While 54% of surveyed men said there was gender discrimination in financial services, 84% of women said it existed. When asked if they felt they could report it without reprisal, only 54% of the women said yes.

“Despite all the efforts made by finance companies to tackle the issue, it is alarming to see that so many women working in financial services feel that gender discrimination is taking place,” said eFinancialCareers managing director  George McFerran.

According to Finsia research, within financial and insurance service companies that report to EOWA (Equal Opportunity for Women in the Workplace Agency) and ASX 200 companies:

  • 34.1% of managers in financial and insurance services companies are women;
  • 7.4% of CEOs in financial and insurance services companies are women
  • 14.5% of members on ASX 200 boards are women;
  • 26% of new appointments on ASX 200 boards are women

Women felt under-represented at the senior level of companies, but there was disagreement between men and women about how to promote women into senior positions. ‘Flexible working arrangements’ was the top response from men (38%), but ‘mentoring and sponsoring’ received the most votes from women. Women put ‘flexible working arrangements’ at third equal with ‘transparency in remuneration structure’.

Bendigo and Adelaide Bank certified financial planner Adrienne Rush said her organisation has set up a ‘think tank’, to look at how they can increase gender diversity at senior levels. They have a goal of increasing female representation at senior management and executive levels from 25% to 33% by June 2015.

She said that although her workplace had come a long way in removing obstacles through workplace flexibility, both men and women needed a change in mindset if they wanted to achieve gender equality. Women not only struggle to promote themselves, particularly when asking for a pay-rise, but could also support each other better, she said.

“I think men and women work well as a team so it would be fantastic seeing more women join this industry because we women, like men, make awesome financial planners. We [women] are excellent listeners and communicate at a different level.”

ANZ head of broker distribution Meg Bonighton said her company was also focused on improving gender imbalances. “Our CEO has made it very clear that the advancement of women, particularly in leadership positions, is a key focus. The bank has set a goal of having 40% representation of women in management and ensuring women have equal access and opportunity to secure senior roles and advance their careers.”

Other key findings from the survey included:

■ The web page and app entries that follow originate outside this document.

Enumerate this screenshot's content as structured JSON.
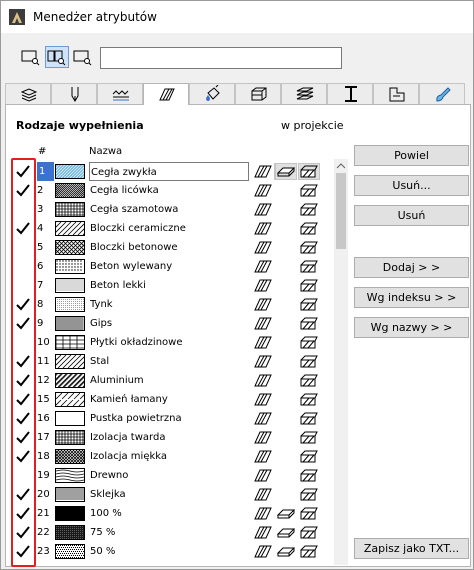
{
  "window": {
    "title": "Menedżer atrybutów"
  },
  "toolbar": {
    "buttons": [
      {
        "name": "view-list-icon"
      },
      {
        "name": "view-details-icon"
      },
      {
        "name": "view-search-icon"
      }
    ],
    "search": {
      "value": "",
      "placeholder": ""
    }
  },
  "tabs": [
    {
      "name": "tab-layers",
      "icon": "layers-icon"
    },
    {
      "name": "tab-pens",
      "icon": "pen-icon"
    },
    {
      "name": "tab-line-types",
      "icon": "line-types-icon"
    },
    {
      "name": "tab-fills",
      "icon": "fill-icon",
      "selected": true
    },
    {
      "name": "tab-surfaces",
      "icon": "paint-bucket-icon"
    },
    {
      "name": "tab-building-materials",
      "icon": "building-material-icon"
    },
    {
      "name": "tab-composites",
      "icon": "composite-icon"
    },
    {
      "name": "tab-profiles",
      "icon": "profile-icon"
    },
    {
      "name": "tab-zones",
      "icon": "zone-icon"
    },
    {
      "name": "tab-renovation",
      "icon": "brush-icon"
    }
  ],
  "section": {
    "title": "Rodzaje wypełnienia",
    "project_label": "w projekcie"
  },
  "table": {
    "columns": {
      "num": "#",
      "name": "Nazwa"
    },
    "rows": [
      {
        "checked": true,
        "num": "1",
        "name": "Cegła zwykła",
        "pattern": "diag-cyan",
        "icons": [
          true,
          true,
          true
        ],
        "selected": true
      },
      {
        "checked": true,
        "num": "2",
        "name": "Cegła licówka",
        "pattern": "diag-dense",
        "icons": [
          true,
          false,
          true
        ]
      },
      {
        "checked": false,
        "num": "3",
        "name": "Cegła szamotowa",
        "pattern": "grid",
        "icons": [
          true,
          false,
          true
        ]
      },
      {
        "checked": true,
        "num": "4",
        "name": "Bloczki ceramiczne",
        "pattern": "diag-sparse",
        "icons": [
          true,
          false,
          true
        ]
      },
      {
        "checked": false,
        "num": "5",
        "name": "Bloczki betonowe",
        "pattern": "crosshatch",
        "icons": [
          true,
          false,
          true
        ]
      },
      {
        "checked": false,
        "num": "6",
        "name": "Beton wylewany",
        "pattern": "dots",
        "icons": [
          true,
          false,
          true
        ]
      },
      {
        "checked": false,
        "num": "7",
        "name": "Beton lekki",
        "pattern": "dots-fine",
        "icons": [
          true,
          false,
          true
        ]
      },
      {
        "checked": true,
        "num": "8",
        "name": "Tynk",
        "pattern": "stipple",
        "icons": [
          true,
          false,
          true
        ]
      },
      {
        "checked": true,
        "num": "9",
        "name": "Gips",
        "pattern": "grid-fine",
        "icons": [
          true,
          false,
          true
        ]
      },
      {
        "checked": false,
        "num": "10",
        "name": "Płytki okładzinowe",
        "pattern": "tiles",
        "icons": [
          true,
          false,
          true
        ]
      },
      {
        "checked": true,
        "num": "11",
        "name": "Stal",
        "pattern": "diag-sparse",
        "icons": [
          true,
          false,
          true
        ]
      },
      {
        "checked": true,
        "num": "12",
        "name": "Aluminium",
        "pattern": "diag-double",
        "icons": [
          true,
          false,
          true
        ]
      },
      {
        "checked": true,
        "num": "15",
        "name": "Kamień łamany",
        "pattern": "broken",
        "icons": [
          true,
          false,
          true
        ]
      },
      {
        "checked": true,
        "num": "16",
        "name": "Pustka powietrzna",
        "pattern": "empty",
        "icons": [
          true,
          false,
          true
        ]
      },
      {
        "checked": true,
        "num": "17",
        "name": "Izolacja twarda",
        "pattern": "grid",
        "icons": [
          true,
          false,
          true
        ]
      },
      {
        "checked": true,
        "num": "18",
        "name": "Izolacja miękka",
        "pattern": "insulation",
        "icons": [
          true,
          false,
          true
        ]
      },
      {
        "checked": false,
        "num": "19",
        "name": "Drewno",
        "pattern": "wood",
        "icons": [
          true,
          false,
          true
        ]
      },
      {
        "checked": true,
        "num": "20",
        "name": "Sklejka",
        "pattern": "lines-h",
        "icons": [
          true,
          false,
          true
        ]
      },
      {
        "checked": true,
        "num": "21",
        "name": "100 %",
        "pattern": "solid",
        "icons": [
          true,
          true,
          true
        ]
      },
      {
        "checked": true,
        "num": "22",
        "name": "75 %",
        "pattern": "dark",
        "icons": [
          true,
          true,
          true
        ]
      },
      {
        "checked": true,
        "num": "23",
        "name": "50 %",
        "pattern": "mid",
        "icons": [
          true,
          true,
          true
        ]
      }
    ]
  },
  "buttons": {
    "duplicate": "Powiel",
    "delete": "Usuń...",
    "remove": "Usuń",
    "add": "Dodaj > >",
    "by_index": "Wg indeksu > >",
    "by_name": "Wg nazwy > >",
    "save_txt": "Zapisz jako TXT..."
  },
  "colors": {
    "accent": "#3a72cc",
    "highlight_box": "#e02020",
    "pattern_cyan": "#6fb6e0"
  }
}
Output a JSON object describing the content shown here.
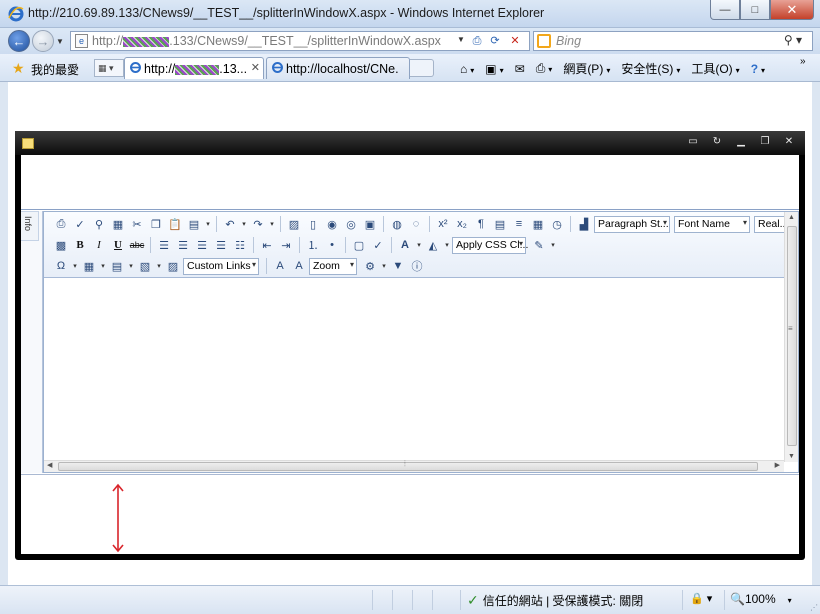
{
  "window": {
    "title": "http://210.69.89.133/CNews9/__TEST__/splitterInWindowX.aspx - Windows Internet Explorer",
    "minimize": "—",
    "maximize": "□",
    "close": "✕"
  },
  "address": {
    "url_prefix": "http://",
    "url_suffix": ".133/CNews9/__TEST__/splitterInWindowX.aspx",
    "search_placeholder": "Bing"
  },
  "favorites": {
    "label": "我的最愛"
  },
  "tabs": [
    {
      "prefix": "http://",
      "suffix": ".13..."
    },
    {
      "text": "http://localhost/CNe..."
    }
  ],
  "command_bar": {
    "page": "網頁(P)",
    "safety": "安全性(S)",
    "tools": "工具(O)"
  },
  "editor": {
    "side_tab": "Info",
    "paragraph_style": "Paragraph St...",
    "font_name": "Font Name",
    "real_font_size": "Real...",
    "apply_css": "Apply CSS Cl...",
    "custom_links": "Custom Links",
    "zoom": "Zoom"
  },
  "status": {
    "trust_text": "信任的網站 | 受保護模式: 關閉",
    "zoom": "100%"
  },
  "colors": {
    "resize_arrow": "#d9252b",
    "window_frame": "#000000",
    "bing_orange": "#f2a71b"
  }
}
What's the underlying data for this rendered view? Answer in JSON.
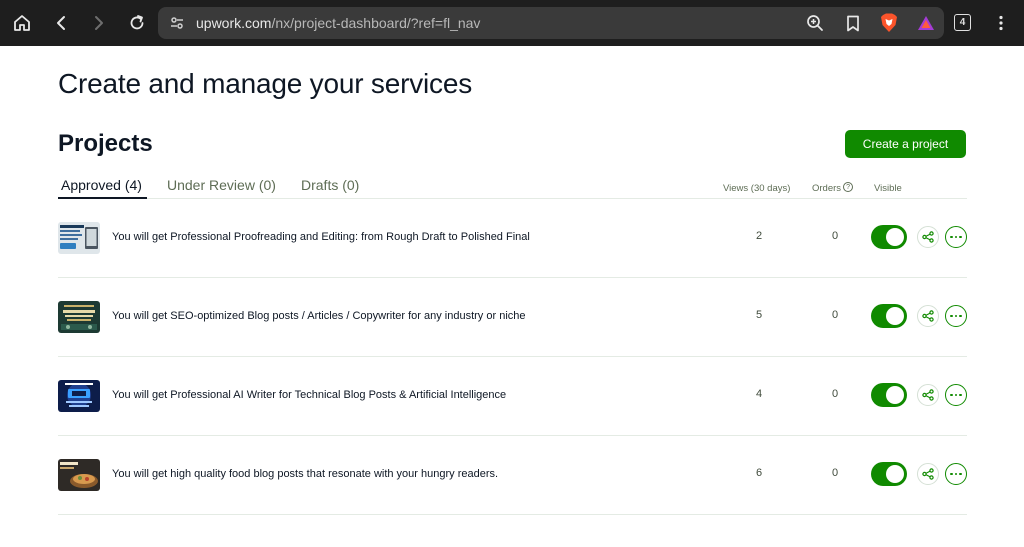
{
  "browser": {
    "url_domain": "upwork.com",
    "url_path": "/nx/project-dashboard/?ref=fl_nav",
    "tab_count": "4",
    "icons": [
      "home-icon",
      "back-icon",
      "forward-icon",
      "reload-icon",
      "site-settings-icon",
      "zoom-icon",
      "bookmark-icon",
      "brave-shield-icon",
      "brave-rewards-icon",
      "tab-count-icon",
      "menu-icon"
    ]
  },
  "page": {
    "title": "Create and manage your services",
    "section_title": "Projects",
    "create_button": "Create a project",
    "accent_color": "#108a00"
  },
  "tabs": [
    {
      "label": "Approved (4)",
      "active": true
    },
    {
      "label": "Under Review (0)",
      "active": false
    },
    {
      "label": "Drafts (0)",
      "active": false
    }
  ],
  "columns": {
    "views": "Views (30 days)",
    "orders": "Orders",
    "visible": "Visible"
  },
  "projects": [
    {
      "title": "You will get Professional Proofreading and Editing: from Rough Draft to Polished Final",
      "views": "2",
      "orders": "0",
      "visible": true
    },
    {
      "title": "You will get SEO-optimized Blog posts / Articles / Copywriter for any industry or niche",
      "views": "5",
      "orders": "0",
      "visible": true
    },
    {
      "title": "You will get Professional AI Writer for Technical Blog Posts & Artificial Intelligence",
      "views": "4",
      "orders": "0",
      "visible": true
    },
    {
      "title": "You will get high quality food blog posts that resonate with your hungry readers.",
      "views": "6",
      "orders": "0",
      "visible": true
    }
  ]
}
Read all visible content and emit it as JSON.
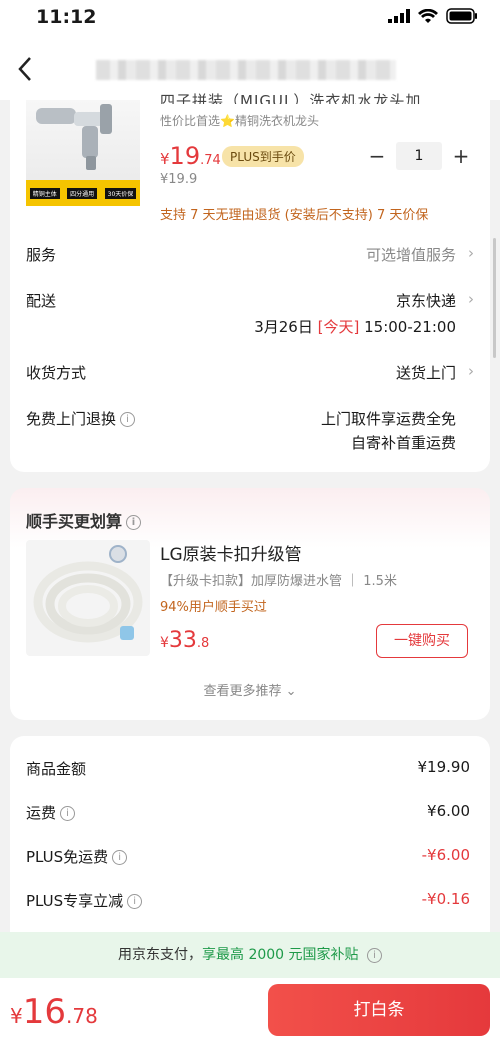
{
  "status": {
    "time": "11:12"
  },
  "product": {
    "name_cut": "四子拼装（MIGUL）洗衣机水龙头加…",
    "subtitle": "性价比首选⭐精铜洗衣机龙头",
    "price_yen": "¥",
    "price_int": "19",
    "price_dec": ".74",
    "plus_badge": "PLUS到手价",
    "orig_price": "¥19.9",
    "quantity": "1",
    "minus": "−",
    "plus": "+",
    "return_policy": "支持 7 天无理由退货 (安装后不支持)  7 天价保",
    "image_tags": [
      "精铜主体",
      "四分通用",
      "30天价保"
    ]
  },
  "service": {
    "label": "服务",
    "value": "可选增值服务"
  },
  "delivery": {
    "label": "配送",
    "carrier": "京东快递",
    "date": "3月26日",
    "today": "[今天]",
    "time": "15:00-21:00"
  },
  "receive": {
    "label": "收货方式",
    "value": "送货上门"
  },
  "free_return": {
    "label": "免费上门退换",
    "line1": "上门取件享运费全免",
    "line2": "自寄补首重运费"
  },
  "recommend": {
    "title": "顺手买更划算",
    "name": "LG原装卡扣升级管",
    "spec": "【升级卡扣款】加厚防爆进水管  ｜ 1.5米",
    "stat": "94%用户顺手买过",
    "price_yen": "¥",
    "price_int": "33",
    "price_dec": ".8",
    "buy_label": "一键购买",
    "more": "查看更多推荐"
  },
  "summary": {
    "goods": {
      "label": "商品金额",
      "value": "¥19.90"
    },
    "freight": {
      "label": "运费",
      "value": "¥6.00"
    },
    "plus_free": {
      "label": "PLUS免运费",
      "value": "-¥6.00"
    },
    "plus_cut": {
      "label": "PLUS专享立减",
      "value": "-¥0.16"
    }
  },
  "subsidy": {
    "prefix": "用京东支付，",
    "highlight": "享最高 2000 元国家补贴"
  },
  "bottom": {
    "total_yen": "¥",
    "total_int": "16",
    "total_dec": ".78",
    "pay_label": "打白条"
  },
  "colors": {
    "accent_red": "#e4393c",
    "orange": "#c2651e",
    "green": "#1e9a49"
  }
}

  • Seventy eight percent of women think there is a gender pay gap in the finance industry, compared to 44% of men
  • Nearly half of male professionals (48%) think remuneration is equal for men and women in senior roles, while only 12% of women share the same view
  • Only 36% of women felt equally represented at the senior level, compared to 57% of men